> [EXERCISE INSTRUCTIONS]: Your task is to retype all of the records below with complete accuracy.

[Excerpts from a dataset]
= = = = =
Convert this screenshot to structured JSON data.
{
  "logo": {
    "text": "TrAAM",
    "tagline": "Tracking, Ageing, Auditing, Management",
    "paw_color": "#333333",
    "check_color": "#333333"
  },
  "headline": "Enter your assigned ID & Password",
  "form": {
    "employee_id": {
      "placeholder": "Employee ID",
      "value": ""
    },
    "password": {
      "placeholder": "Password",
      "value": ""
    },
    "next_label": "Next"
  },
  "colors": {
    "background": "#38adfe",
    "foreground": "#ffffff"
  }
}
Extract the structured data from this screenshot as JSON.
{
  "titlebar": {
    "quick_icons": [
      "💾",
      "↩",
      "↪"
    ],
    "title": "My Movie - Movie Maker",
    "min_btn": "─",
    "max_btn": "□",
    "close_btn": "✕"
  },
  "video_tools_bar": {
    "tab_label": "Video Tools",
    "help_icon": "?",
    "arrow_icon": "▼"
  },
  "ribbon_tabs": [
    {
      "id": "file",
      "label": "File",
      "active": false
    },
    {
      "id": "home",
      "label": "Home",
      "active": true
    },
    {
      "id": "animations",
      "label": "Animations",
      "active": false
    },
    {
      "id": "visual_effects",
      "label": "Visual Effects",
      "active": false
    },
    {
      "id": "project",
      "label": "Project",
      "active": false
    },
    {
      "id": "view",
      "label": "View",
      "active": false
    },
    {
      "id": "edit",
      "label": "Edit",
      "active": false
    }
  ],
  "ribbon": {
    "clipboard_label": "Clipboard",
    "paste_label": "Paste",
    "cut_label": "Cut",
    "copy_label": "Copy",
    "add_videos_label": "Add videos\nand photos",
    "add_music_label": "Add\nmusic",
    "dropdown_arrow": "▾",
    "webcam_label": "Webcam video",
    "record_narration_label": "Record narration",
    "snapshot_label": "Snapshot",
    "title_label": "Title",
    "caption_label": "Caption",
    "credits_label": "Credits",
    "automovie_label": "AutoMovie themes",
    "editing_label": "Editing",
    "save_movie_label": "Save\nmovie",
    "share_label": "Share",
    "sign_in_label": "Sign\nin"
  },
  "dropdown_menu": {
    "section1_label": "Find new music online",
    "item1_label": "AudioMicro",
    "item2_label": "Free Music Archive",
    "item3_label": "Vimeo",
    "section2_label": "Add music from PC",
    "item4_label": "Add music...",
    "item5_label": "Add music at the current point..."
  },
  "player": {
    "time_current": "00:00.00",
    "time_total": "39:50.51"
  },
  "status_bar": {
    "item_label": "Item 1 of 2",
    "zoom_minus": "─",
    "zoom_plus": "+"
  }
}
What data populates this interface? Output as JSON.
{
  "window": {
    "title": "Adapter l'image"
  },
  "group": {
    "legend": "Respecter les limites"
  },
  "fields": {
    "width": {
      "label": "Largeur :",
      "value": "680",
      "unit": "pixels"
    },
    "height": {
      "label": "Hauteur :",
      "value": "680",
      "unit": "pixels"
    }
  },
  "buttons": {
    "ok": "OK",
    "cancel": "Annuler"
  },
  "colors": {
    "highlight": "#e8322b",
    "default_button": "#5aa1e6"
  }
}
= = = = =
> [WRITTEN ANSWER]:
Convert this screenshot to structured JSON data.
{
  "logo": {
    "text": "TrAAM",
    "tagline": "Tracking, Ageing, Auditing, Management",
    "paw_color": "#333333",
    "check_color": "#333333"
  },
  "headline": "Enter your assigned ID & Password",
  "form": {
    "employee_id": {
      "placeholder": "Employee ID",
      "value": ""
    },
    "password": {
      "placeholder": "Password",
      "value": ""
    },
    "next_label": "Next"
  },
  "colors": {
    "background": "#38adfe",
    "foreground": "#ffffff"
  }
}
Extract the structured data from this screenshot as JSON.
{
  "titlebar": {
    "quick_icons": [
      "💾",
      "↩",
      "↪"
    ],
    "title": "My Movie - Movie Maker",
    "min_btn": "─",
    "max_btn": "□",
    "close_btn": "✕"
  },
  "video_tools_bar": {
    "tab_label": "Video Tools",
    "help_icon": "?",
    "arrow_icon": "▼"
  },
  "ribbon_tabs": [
    {
      "id": "file",
      "label": "File",
      "active": false
    },
    {
      "id": "home",
      "label": "Home",
      "active": true
    },
    {
      "id": "animations",
      "label": "Animations",
      "active": false
    },
    {
      "id": "visual_effects",
      "label": "Visual Effects",
      "active": false
    },
    {
      "id": "project",
      "label": "Project",
      "active": false
    },
    {
      "id": "view",
      "label": "View",
      "active": false
    },
    {
      "id": "edit",
      "label": "Edit",
      "active": false
    }
  ],
  "ribbon": {
    "clipboard_label": "Clipboard",
    "paste_label": "Paste",
    "cut_label": "Cut",
    "copy_label": "Copy",
    "add_videos_label": "Add videos\nand photos",
    "add_music_label": "Add\nmusic",
    "dropdown_arrow": "▾",
    "webcam_label": "Webcam video",
    "record_narration_label": "Record narration",
    "snapshot_label": "Snapshot",
    "title_label": "Title",
    "caption_label": "Caption",
    "credits_label": "Credits",
    "automovie_label": "AutoMovie themes",
    "editing_label": "Editing",
    "save_movie_label": "Save\nmovie",
    "share_label": "Share",
    "sign_in_label": "Sign\nin"
  },
  "dropdown_menu": {
    "section1_label": "Find new music online",
    "item1_label": "AudioMicro",
    "item2_label": "Free Music Archive",
    "item3_label": "Vimeo",
    "section2_label": "Add music from PC",
    "item4_label": "Add music...",
    "item5_label": "Add music at the current point..."
  },
  "player": {
    "time_current": "00:00.00",
    "time_total": "39:50.51"
  },
  "status_bar": {
    "item_label": "Item 1 of 2",
    "zoom_minus": "─",
    "zoom_plus": "+"
  }
}
What data populates this interface? Output as JSON.
{
  "window": {
    "title": "Adapter l'image"
  },
  "group": {
    "legend": "Respecter les limites"
  },
  "fields": {
    "width": {
      "label": "Largeur :",
      "value": "680",
      "unit": "pixels"
    },
    "height": {
      "label": "Hauteur :",
      "value": "680",
      "unit": "pixels"
    }
  },
  "buttons": {
    "ok": "OK",
    "cancel": "Annuler"
  },
  "colors": {
    "highlight": "#e8322b",
    "default_button": "#5aa1e6"
  }
}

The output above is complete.